Why Kenya’s creative sector is suffering, unable to boom
Saturday, July 31st, 2021 00:12 | 2 mins read
Steve Umidha @UmidhaSteve
Kenya’s multi-billion shilling creative industry may fail to meet its growth potential owing to the challenges posed by the regulator’s inability to arrest runaway exploitation of players.
While there have been attempts to address the concerns, Kenya Copyright Board (KECOBO), a State agency tasked to enforce and administer copyright and related rights issues in the sector yesterday admitted to existing failures on its part.
“The management of copyright in Kenya is a mess.
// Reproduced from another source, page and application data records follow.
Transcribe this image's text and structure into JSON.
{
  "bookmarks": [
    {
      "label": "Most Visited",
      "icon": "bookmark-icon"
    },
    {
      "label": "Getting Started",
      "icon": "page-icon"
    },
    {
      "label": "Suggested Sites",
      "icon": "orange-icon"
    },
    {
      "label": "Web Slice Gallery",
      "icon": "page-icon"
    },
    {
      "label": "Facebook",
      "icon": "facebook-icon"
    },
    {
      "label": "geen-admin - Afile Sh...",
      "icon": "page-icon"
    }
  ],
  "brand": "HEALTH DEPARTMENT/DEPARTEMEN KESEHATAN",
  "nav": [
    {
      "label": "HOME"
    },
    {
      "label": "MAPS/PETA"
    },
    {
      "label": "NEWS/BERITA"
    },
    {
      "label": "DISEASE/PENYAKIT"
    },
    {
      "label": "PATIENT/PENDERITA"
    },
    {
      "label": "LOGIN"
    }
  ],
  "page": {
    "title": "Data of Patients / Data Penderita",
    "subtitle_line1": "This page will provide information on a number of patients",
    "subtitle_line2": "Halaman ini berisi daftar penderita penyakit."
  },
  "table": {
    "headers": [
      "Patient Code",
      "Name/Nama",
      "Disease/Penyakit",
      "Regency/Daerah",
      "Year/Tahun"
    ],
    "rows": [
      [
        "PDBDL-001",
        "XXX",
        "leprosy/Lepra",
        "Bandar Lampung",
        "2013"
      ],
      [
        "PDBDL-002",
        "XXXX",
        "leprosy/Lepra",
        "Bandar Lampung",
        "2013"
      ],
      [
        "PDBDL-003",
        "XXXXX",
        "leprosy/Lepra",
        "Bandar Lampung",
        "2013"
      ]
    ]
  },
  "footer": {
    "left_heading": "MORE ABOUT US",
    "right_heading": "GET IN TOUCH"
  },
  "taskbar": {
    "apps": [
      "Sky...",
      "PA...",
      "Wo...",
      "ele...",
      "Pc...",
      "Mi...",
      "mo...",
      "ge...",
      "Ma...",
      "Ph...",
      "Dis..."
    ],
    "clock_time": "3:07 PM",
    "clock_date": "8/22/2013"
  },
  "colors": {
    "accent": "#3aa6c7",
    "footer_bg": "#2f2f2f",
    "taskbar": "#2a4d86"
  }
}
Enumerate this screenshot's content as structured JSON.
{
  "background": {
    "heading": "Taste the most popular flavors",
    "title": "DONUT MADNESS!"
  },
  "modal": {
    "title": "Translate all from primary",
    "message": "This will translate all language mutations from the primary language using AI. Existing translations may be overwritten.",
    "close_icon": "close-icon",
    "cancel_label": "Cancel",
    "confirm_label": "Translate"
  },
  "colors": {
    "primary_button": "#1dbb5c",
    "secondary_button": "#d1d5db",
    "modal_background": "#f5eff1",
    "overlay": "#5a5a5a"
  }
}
Effecting reforms in Kenya is fraught with various difficulties,” the board’s executive director Edward Sigei said in a statement yesterday.
Sigei faulted Collective Management Organisations (CMOs) for reckless expenditure and failure to account for monies collected on behalf of artists, a responsibility that should ironically be undertaken under the board’s supervision.
KECOBO is mandated by law to license and oversee all activities of such entities – organisations he believes have been riddled with complaints of harassment of music users “and having multiple collecting entities causing a rise in cost of administering the payment and distribution of royalties.”
United Nations Conference on Trade and Development (UNCTAD) country profile estimates that the creative economy exported goods worth $40.9 million (Sh4.4 billion) and imports of $195 million (Sh21 billion) in 2013, the last year for which data was available.
KECOBO’s other responsibility is the registration of copyrights, licensing of collective management organisation and education on matters of copyright and related rights.
The government believes the industry is now worth more and has the potential to become a key catalyst to the country’s economic growth which has the prospect of doubling its contribution to the gross domestic product (GDP) to 10 per cent by 2020 on a sustained manner.
At the continental level, Africa’s share of the global creative economy is thought to be less than 1 per cent and that the export of creative goods in Africa increased by only 0.6 per cent between 2002 and 2010, according the United Nation (UN) estimates.
UNCTAD reported a 13.9 per cent growth rate of cultural industries in Africa in 2008 with Kenya among markets with growth prospects.
Creative economy is described in terms of cultural assets in which creativity is applied to generate economic growth and development.
It involves economic, cultural and social assets as they interact with technology and intellectual property to produce a vibrant economy. Concerns about lack of up-to-date statistics about the sector’s growth in terms of value has also made it difficult for industries such as media, policy makers and relevant stakeholders to gauge the sector’s real potential growth.
“The creative industry in Kenya lacks cohesiveness, leadership and engagement platforms to champion policy advocacy,” says a report by Business Environment Forum facility conducted in 2016, christened, Creative Economy Business Environment Reform in Kenya.